EXERCISE DESCRIPTION: Scan the entries line by line and return those with "responsible".

ENTRIES PROVIDED:

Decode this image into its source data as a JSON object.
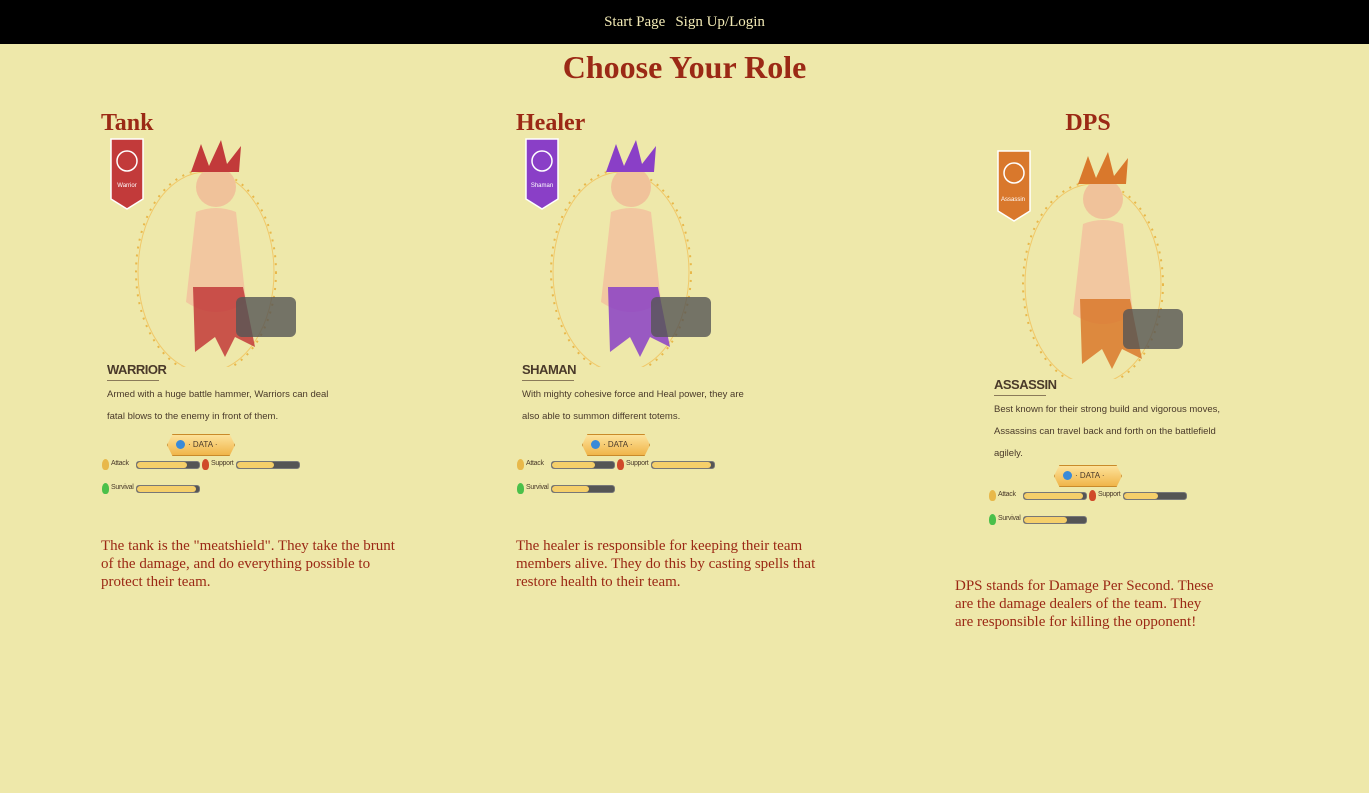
{
  "nav": {
    "items": [
      "Start Page",
      "Sign Up/Login"
    ]
  },
  "page_title": "Choose Your Role",
  "roles": [
    {
      "heading": "Tank",
      "card": {
        "badge": "Warrior",
        "class_name": "WARRIOR",
        "desc_line1": "Armed with a huge battle hammer, Warriors can deal",
        "desc_line2": "fatal blows to the enemy in front of them.",
        "data_label": "· DATA ·",
        "attack_label": "Attack",
        "support_label": "Support",
        "survival_label": "Survival",
        "attack": 0.8,
        "support": 0.6,
        "survival": 0.95,
        "accent": "#c23a3a"
      },
      "description": "The tank is the \"meatshield\". They take the brunt of the damage, and do everything possible to protect their team."
    },
    {
      "heading": "Healer",
      "card": {
        "badge": "Shaman",
        "class_name": "SHAMAN",
        "desc_line1": "With mighty cohesive force and Heal power, they are",
        "desc_line2": "also able to summon different totems.",
        "data_label": "· DATA ·",
        "attack_label": "Attack",
        "support_label": "Support",
        "survival_label": "Survival",
        "attack": 0.7,
        "support": 0.95,
        "survival": 0.6,
        "accent": "#8a3fc7"
      },
      "description": "The healer is responsible for keeping their team members alive. They do this by casting spells that restore health to their team."
    },
    {
      "heading": "DPS",
      "card": {
        "badge": "Assassin",
        "class_name": "ASSASSIN",
        "desc_line1": "Best known for their strong build and vigorous moves,",
        "desc_line2": "Assassins can travel back and forth on the battlefield",
        "desc_line3": "agilely.",
        "data_label": "· DATA ·",
        "attack_label": "Attack",
        "support_label": "Support",
        "survival_label": "Survival",
        "attack": 0.95,
        "support": 0.55,
        "survival": 0.7,
        "accent": "#d9782c"
      },
      "description": "DPS stands for Damage Per Second. These are the damage dealers of the team. They are responsible for killing the opponent!"
    }
  ]
}
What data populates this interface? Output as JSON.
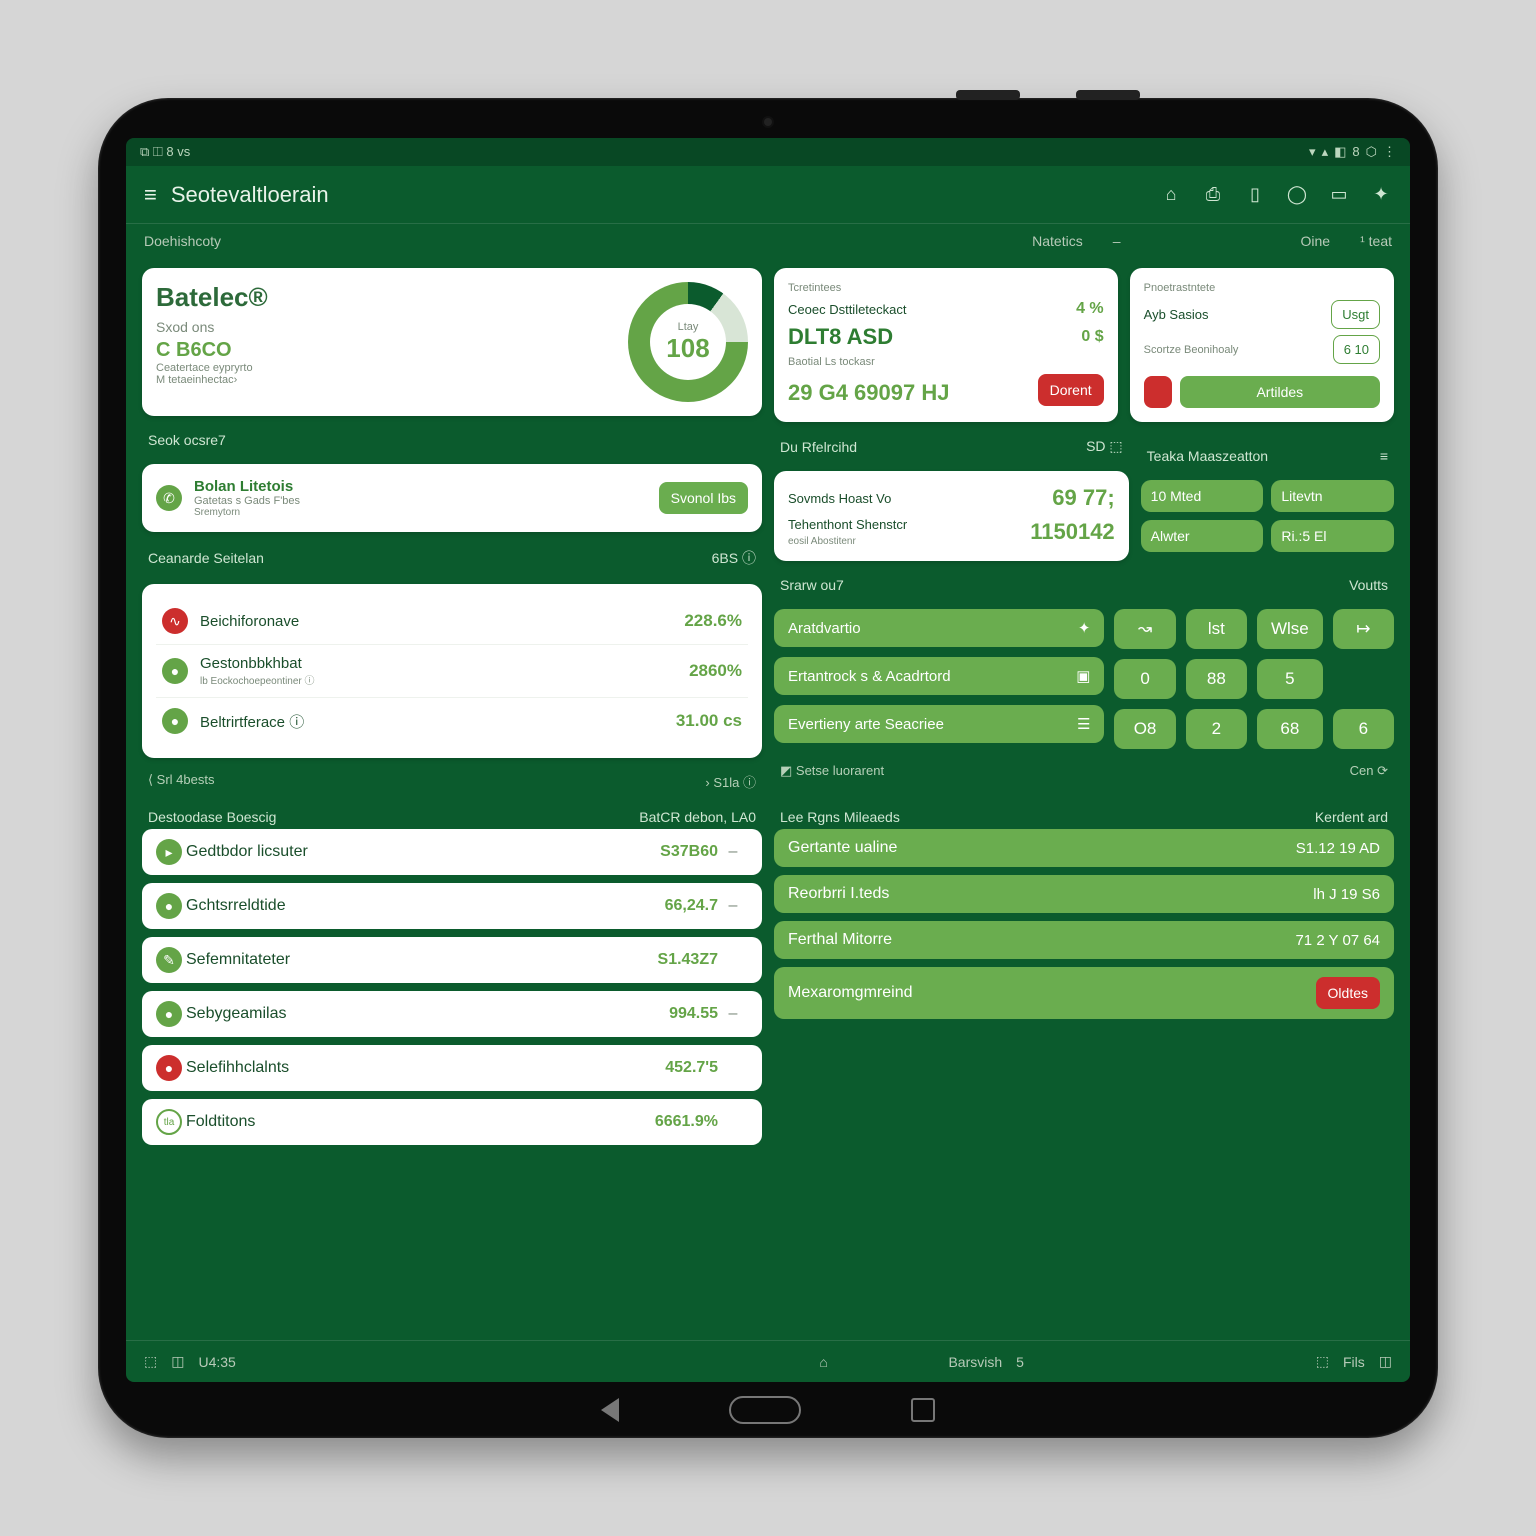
{
  "status_left": "⧉ ◫ 8 vs",
  "status_right": [
    "▾",
    "▴",
    "◧",
    "8",
    "⬡",
    "⋮"
  ],
  "app_title": "Seotevaltloerain",
  "appbar_icons": [
    "headphones-icon",
    "printer-icon",
    "bookmark-icon",
    "tip-icon",
    "display-icon",
    "settings-icon"
  ],
  "sections": {
    "left": "Doehishcoty",
    "mid": "Natetics",
    "mid_icon": "–",
    "r1": "Oine",
    "r2": "¹ teat"
  },
  "hero": {
    "title": "Batelec®",
    "sub": "Sxod ons",
    "code": "C B6CO",
    "tiny1": "Ceatertace eypryrto",
    "tiny2": "M tetaeinhectac›",
    "donut_top": "Ltay",
    "donut_val": "108"
  },
  "cluster": {
    "a": {
      "hdr": "Tcretintees",
      "l1": "Ceoec Dsttileteckact",
      "v1": "4 %",
      "l2": "DLT8 ASD",
      "v2": "0 $",
      "l3": "Baotial Ls tockasr",
      "big": "29 G4 69097 HJ",
      "btn": "Dorent"
    },
    "b": {
      "hdr": "Pnoetrastntete",
      "l1": "Ayb Sasios",
      "v1": "Usgt",
      "l2": "Scortze Beonihoaly",
      "v2": "6 10",
      "btn": "Artildes"
    }
  },
  "left_sec1_label": "Seok ocsre7",
  "left_sec1": {
    "icon_label": "Bolan Litetois",
    "sub": "Gatetas s Gads F'bes",
    "btn": "Svonol Ibs",
    "small": "Sremytorn"
  },
  "left_sec2_label": "Ceanarde Seitelan",
  "left_sec2_right": "6BS ⓘ",
  "left_list": [
    {
      "c": "r",
      "t": "Beichiforonave",
      "v": "228.6%"
    },
    {
      "c": "g",
      "t": "Gestonbbkhbat",
      "s": "lb Eockochoepeontiner ⓘ",
      "v": "2860%"
    },
    {
      "c": "g",
      "t": "Beltrirtferace ⓘ",
      "v": "31.00 cs"
    }
  ],
  "left_footer_l": "⟨ Srl 4bests",
  "left_footer_r": "› S1la ⓘ",
  "right_sec1_label": "Du Rfelrcihd",
  "right_sec1_right": "SD ⬚",
  "right_kv": [
    {
      "t": "Sovmds Hoast Vo",
      "v": "69 77;"
    },
    {
      "t": "Tehenthont Shenstcr",
      "s": "eosil Abostitenr",
      "v": "1150142"
    }
  ],
  "right_side_label": "Teaka Maaszeatton",
  "right_side_icon": "≡",
  "right_side_grid": [
    [
      "10 Mted",
      "Litevtn"
    ],
    [
      "Alwter",
      "Ri.:5 El"
    ]
  ],
  "stats_label": "Srarw ou7",
  "stats_right": "Voutts",
  "stats_rows": [
    {
      "t": "Aratdvartio",
      "i": "✦"
    },
    {
      "t": "Ertantrock s & Acadrtord",
      "i": "▣"
    },
    {
      "t": "Evertieny arte Seacriee",
      "i": "☰"
    }
  ],
  "stats_grid": [
    [
      "↝",
      "lst",
      "Wlse",
      "↦"
    ],
    [
      "0",
      "88",
      "5",
      ""
    ],
    [
      "O8",
      "2",
      "68",
      "6"
    ]
  ],
  "stats_footer_l": "◩ Setse luorarent",
  "stats_footer_r": "Cen ⟳",
  "bottom_left_label": "Destoodase Boescig",
  "bottom_left_right": "BatCR debon, LA0",
  "bottom_left": [
    {
      "c": "g",
      "t": "Gedtbdor licsuter",
      "v": "S37B60",
      "m": "–"
    },
    {
      "c": "g",
      "t": "Gchtsrreldtide",
      "v": "66,24.7",
      "m": "–"
    },
    {
      "c": "g",
      "t": "Sefemnitateter",
      "v": "S1.43Z7",
      "m": ""
    },
    {
      "c": "g",
      "t": "Sebygeamilas",
      "v": "994.55",
      "m": "–"
    },
    {
      "c": "r",
      "t": "Selefihhclalnts",
      "v": "452.7'5",
      "m": ""
    },
    {
      "c": "w",
      "t": "Foldtitons",
      "p": "tla",
      "v": "6661.9%",
      "m": ""
    }
  ],
  "bottom_right_label": "Lee Rgns Mileaeds",
  "bottom_right_right": "Kerdent ard",
  "bottom_right": [
    {
      "t": "Gertante ualine",
      "v": "S1.12 19 AD"
    },
    {
      "t": "Reorbrri I.teds",
      "v": "lh J 19 S6"
    },
    {
      "t": "Ferthal Mitorre",
      "v": "71 2 Y 07 64"
    },
    {
      "t": "Mexaromgmreind",
      "btn": "Oldtes"
    }
  ],
  "footer": {
    "l1": "⬚",
    "l2": "◫",
    "l3": "U4:35",
    "mid_icon": "⌂",
    "r0": "Barsvish",
    "r0v": "5",
    "r1": "⬚",
    "r2": "Fils",
    "r3": "◫"
  }
}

EXPECTED OUTPUT:
      "description": "The healer is responsible for keeping their team members alive. They do this by casting spells that restore health to their team."
      "description": "DPS stands for Damage Per Second. These are the damage dealers of the team. They are responsible for killing the opponent!"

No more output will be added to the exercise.